◆ WHAT YOU HAVE TO DO:
Whenever a line in the data below includes the string "JSON", copy it out.

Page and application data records
****************

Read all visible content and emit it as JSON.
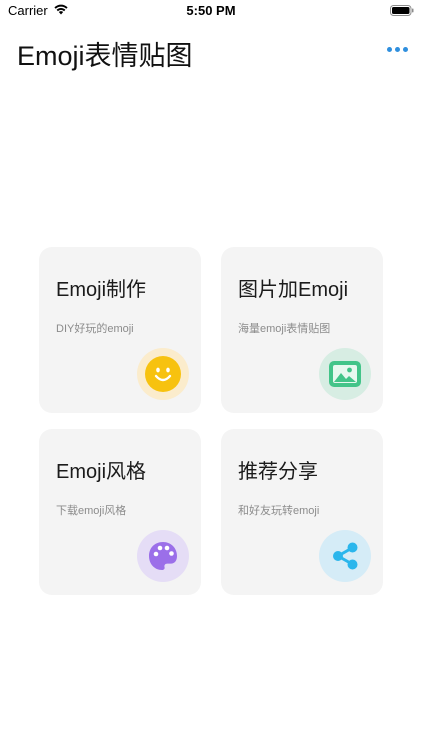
{
  "status_bar": {
    "carrier": "Carrier",
    "time": "5:50 PM"
  },
  "header": {
    "title": "Emoji表情贴图",
    "more_icon": "ellipsis-icon",
    "accent_color": "#2f8fde"
  },
  "cards": [
    {
      "title": "Emoji制作",
      "subtitle": "DIY好玩的emoji",
      "icon": "smiley-face-icon",
      "icon_color": "#f7c20f",
      "icon_bg": "#fbeccc"
    },
    {
      "title": "图片加Emoji",
      "subtitle": "海量emoji表情贴图",
      "icon": "image-icon",
      "icon_color": "#43c489",
      "icon_bg": "#d7ede3"
    },
    {
      "title": "Emoji风格",
      "subtitle": "下载emoji风格",
      "icon": "palette-icon",
      "icon_color": "#9b6fe9",
      "icon_bg": "#e5ddf6"
    },
    {
      "title": "推荐分享",
      "subtitle": "和好友玩转emoji",
      "icon": "share-icon",
      "icon_color": "#2bb6ec",
      "icon_bg": "#d5ecf7"
    }
  ]
}
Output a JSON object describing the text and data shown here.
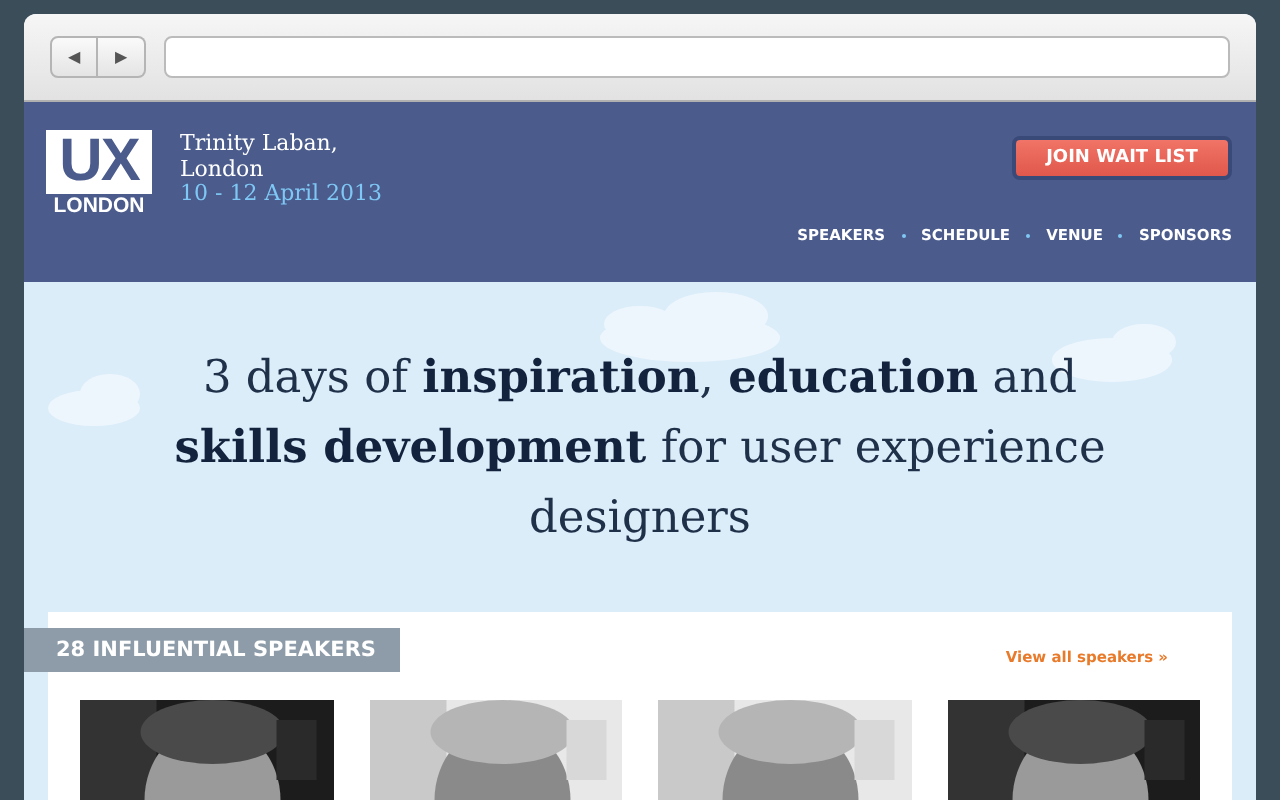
{
  "browser": {
    "back": "◀",
    "forward": "▶"
  },
  "header": {
    "logo_main": "UX",
    "logo_sub": "LONDON",
    "venue": "Trinity Laban,",
    "city": "London",
    "dates": "10 - 12 April 2013",
    "cta": "JOIN WAIT LIST",
    "nav": [
      "SPEAKERS",
      "SCHEDULE",
      "VENUE",
      "SPONSORS"
    ]
  },
  "hero": {
    "headline": "3 days of **inspiration**, **education** and **skills development** for user experience designers"
  },
  "speakers": {
    "title": "28 INFLUENTIAL SPEAKERS",
    "link": "View all speakers »"
  }
}
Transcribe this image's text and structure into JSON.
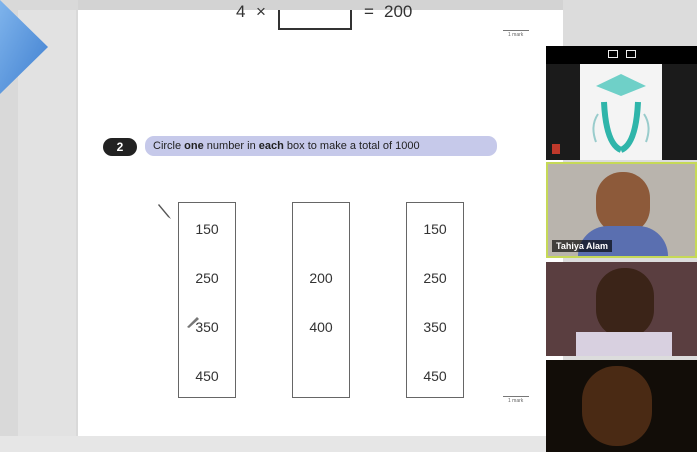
{
  "question1": {
    "left_operand": "4",
    "operator": "×",
    "equals": "=",
    "result": "200",
    "mark_label": "1 mark"
  },
  "question2": {
    "number": "2",
    "instruction_pre": "Circle ",
    "instruction_bold1": "one",
    "instruction_mid": " number in ",
    "instruction_bold2": "each",
    "instruction_post": " box to make a total of 1000",
    "boxes": [
      [
        "150",
        "250",
        "350",
        "450"
      ],
      [
        "200",
        "400"
      ],
      [
        "150",
        "250",
        "350",
        "450"
      ]
    ],
    "mark_label": "1 mark"
  },
  "video": {
    "participant2_name": "Tahiya Alam"
  },
  "colors": {
    "instruction_bar": "#c6c9ea",
    "arrow": "#4a8fd6",
    "active_speaker_border": "#c6d957"
  },
  "icons": [
    "right-arrow-icon",
    "pencil-icon",
    "minimize-icon",
    "popout-icon",
    "mic-muted-icon"
  ]
}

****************

◆ TASK SOLUTION:
Read all visible content and emit it as JSON.
Output a JSON object describing the text and data shown here.
Transcribe this image's text and structure into JSON.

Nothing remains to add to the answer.